Work order:
Give the data below again exactly as it stands. Omit the pictures.

Data listing:
----

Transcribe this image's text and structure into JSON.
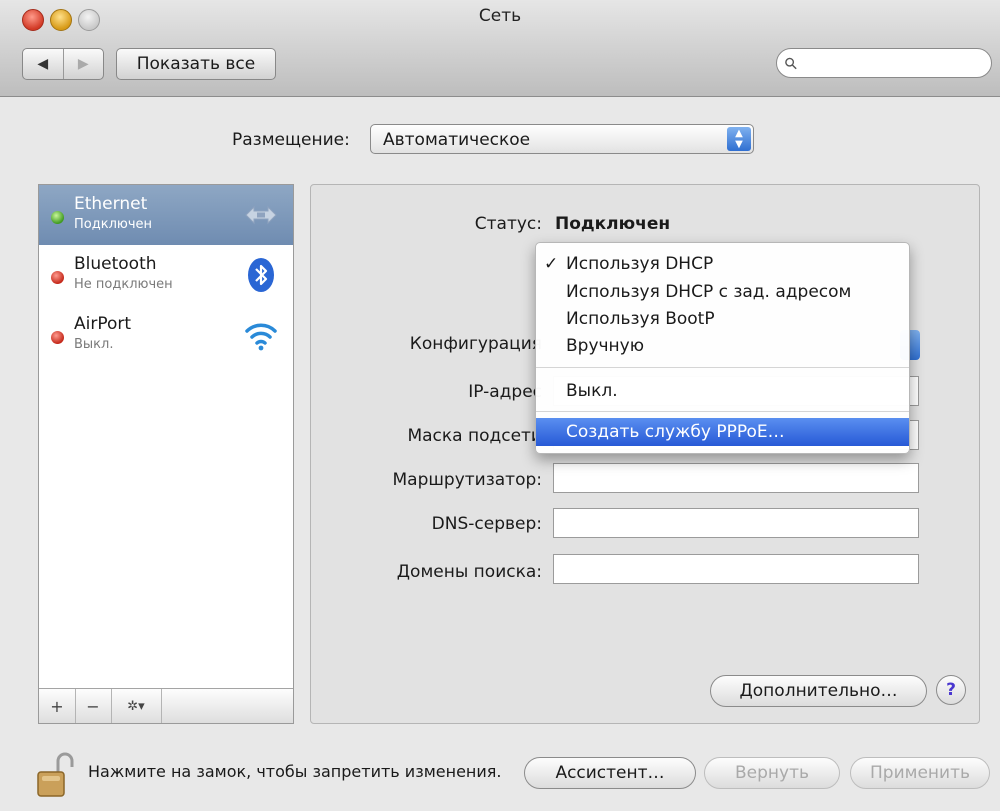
{
  "window": {
    "title": "Сеть"
  },
  "toolbar": {
    "back_label": "◀",
    "forward_label": "▶",
    "show_all_label": "Показать все",
    "search_placeholder": "",
    "search_icon_glyph": "⚲"
  },
  "location": {
    "label": "Размещение:",
    "value": "Автоматическое"
  },
  "services": [
    {
      "name": "Ethernet",
      "status": "Подключен",
      "indicator": "green",
      "icon": "ethernet-icon",
      "selected": true
    },
    {
      "name": "Bluetooth",
      "status": "Не подключен",
      "indicator": "red",
      "icon": "bluetooth-icon",
      "selected": false
    },
    {
      "name": "AirPort",
      "status": "Выкл.",
      "indicator": "red",
      "icon": "wifi-icon",
      "selected": false
    }
  ],
  "sidebar_footer": {
    "add_label": "+",
    "remove_label": "−",
    "action_label": "✲▾"
  },
  "details": {
    "status_label": "Статус:",
    "status_value": "Подключен",
    "configuration_label": "Конфигурация",
    "ip_label": "IP-адрес",
    "subnet_label": "Маска подсети",
    "router_label": "Маршрутизатор:",
    "dns_label": "DNS-сервер:",
    "search_domains_label": "Домены поиска:",
    "router_value": "",
    "dns_value": "",
    "search_domains_value": ""
  },
  "config_menu": {
    "check_glyph": "✓",
    "items": [
      "Используя DHCP",
      "Используя DHCP с зад. адресом",
      "Используя BootP",
      "Вручную",
      "Выкл.",
      "Создать службу PPPoE…"
    ],
    "checked_index": 0,
    "highlighted_index": 5
  },
  "buttons": {
    "advanced": "Дополнительно…",
    "help": "?",
    "assistant": "Ассистент…",
    "revert": "Вернуть",
    "apply": "Применить"
  },
  "lock_message": "Нажмите на замок, чтобы запретить изменения.",
  "colors": {
    "selection": "#7993b6",
    "menu_highlight": "#2f63dc",
    "accent_blue": "#2f6fd1"
  }
}
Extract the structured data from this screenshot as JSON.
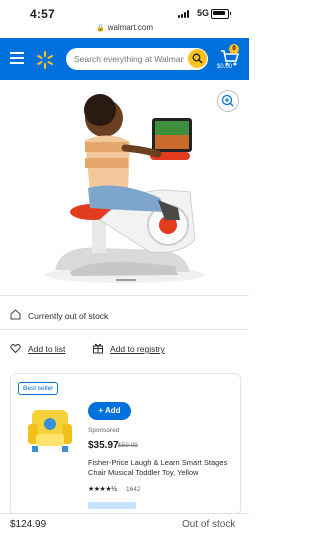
{
  "status_bar": {
    "time": "4:57",
    "network": "5G"
  },
  "browser": {
    "url": "walmart.com"
  },
  "header": {
    "search": {
      "placeholder": "Search everything at Walmart online and in store"
    },
    "cart": {
      "count": "0",
      "total": "$0.00"
    }
  },
  "product": {
    "image_alt": "Child riding a red and white stationary toy bike with a tablet on the handlebars",
    "stock_status": "Currently out of stock",
    "add_to_list": "Add to list",
    "add_to_registry": "Add to registry"
  },
  "sponsored_card": {
    "badge": "Best seller",
    "add_label": "+ Add",
    "sponsored_label": "Sponsored",
    "price": "$35.97",
    "was_price": "$59.99",
    "title": "Fisher-Price Laugh & Learn Smart Stages Chair Musical Toddler Toy, Yellow",
    "rating_stars": "★★★★½",
    "rating_count": "1642"
  },
  "footer": {
    "price": "$124.99",
    "status": "Out of stock"
  },
  "colors": {
    "brand_blue": "#0071dc",
    "brand_yellow": "#ffc220"
  }
}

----

Answer box:
Transcribe this image's text and structure into JSON.
{
  "window": {
    "title": "Сеть"
  },
  "toolbar": {
    "back_label": "◀",
    "forward_label": "▶",
    "show_all_label": "Показать все",
    "search_placeholder": "",
    "search_icon_glyph": "⚲"
  },
  "location": {
    "label": "Размещение:",
    "value": "Автоматическое"
  },
  "services": [
    {
      "name": "Ethernet",
      "status": "Подключен",
      "indicator": "green",
      "icon": "ethernet-icon",
      "selected": true
    },
    {
      "name": "Bluetooth",
      "status": "Не подключен",
      "indicator": "red",
      "icon": "bluetooth-icon",
      "selected": false
    },
    {
      "name": "AirPort",
      "status": "Выкл.",
      "indicator": "red",
      "icon": "wifi-icon",
      "selected": false
    }
  ],
  "sidebar_footer": {
    "add_label": "+",
    "remove_label": "−",
    "action_label": "✲▾"
  },
  "details": {
    "status_label": "Статус:",
    "status_value": "Подключен",
    "configuration_label": "Конфигурация",
    "ip_label": "IP-адрес",
    "subnet_label": "Маска подсети",
    "router_label": "Маршрутизатор:",
    "dns_label": "DNS-сервер:",
    "search_domains_label": "Домены поиска:",
    "router_value": "",
    "dns_value": "",
    "search_domains_value": ""
  },
  "config_menu": {
    "check_glyph": "✓",
    "items": [
      "Используя DHCP",
      "Используя DHCP с зад. адресом",
      "Используя BootP",
      "Вручную",
      "Выкл.",
      "Создать службу PPPoE…"
    ],
    "checked_index": 0,
    "highlighted_index": 5
  },
  "buttons": {
    "advanced": "Дополнительно…",
    "help": "?",
    "assistant": "Ассистент…",
    "revert": "Вернуть",
    "apply": "Применить"
  },
  "lock_message": "Нажмите на замок, чтобы запретить изменения.",
  "colors": {
    "selection": "#7993b6",
    "menu_highlight": "#2f63dc",
    "accent_blue": "#2f6fd1"
  }
}
Extract the structured data from this screenshot as JSON.
{
  "status_bar": {
    "time": "4:57",
    "network": "5G"
  },
  "browser": {
    "url": "walmart.com"
  },
  "header": {
    "search": {
      "placeholder": "Search everything at Walmart online and in store"
    },
    "cart": {
      "count": "0",
      "total": "$0.00"
    }
  },
  "product": {
    "image_alt": "Child riding a red and white stationary toy bike with a tablet on the handlebars",
    "stock_status": "Currently out of stock",
    "add_to_list": "Add to list",
    "add_to_registry": "Add to registry"
  },
  "sponsored_card": {
    "badge": "Best seller",
    "add_label": "+ Add",
    "sponsored_label": "Sponsored",
    "price": "$35.97",
    "was_price": "$59.99",
    "title": "Fisher-Price Laugh & Learn Smart Stages Chair Musical Toddler Toy, Yellow",
    "rating_stars": "★★★★½",
    "rating_count": "1642"
  },
  "footer": {
    "price": "$124.99",
    "status": "Out of stock"
  },
  "colors": {
    "brand_blue": "#0071dc",
    "brand_yellow": "#ffc220"
  }
}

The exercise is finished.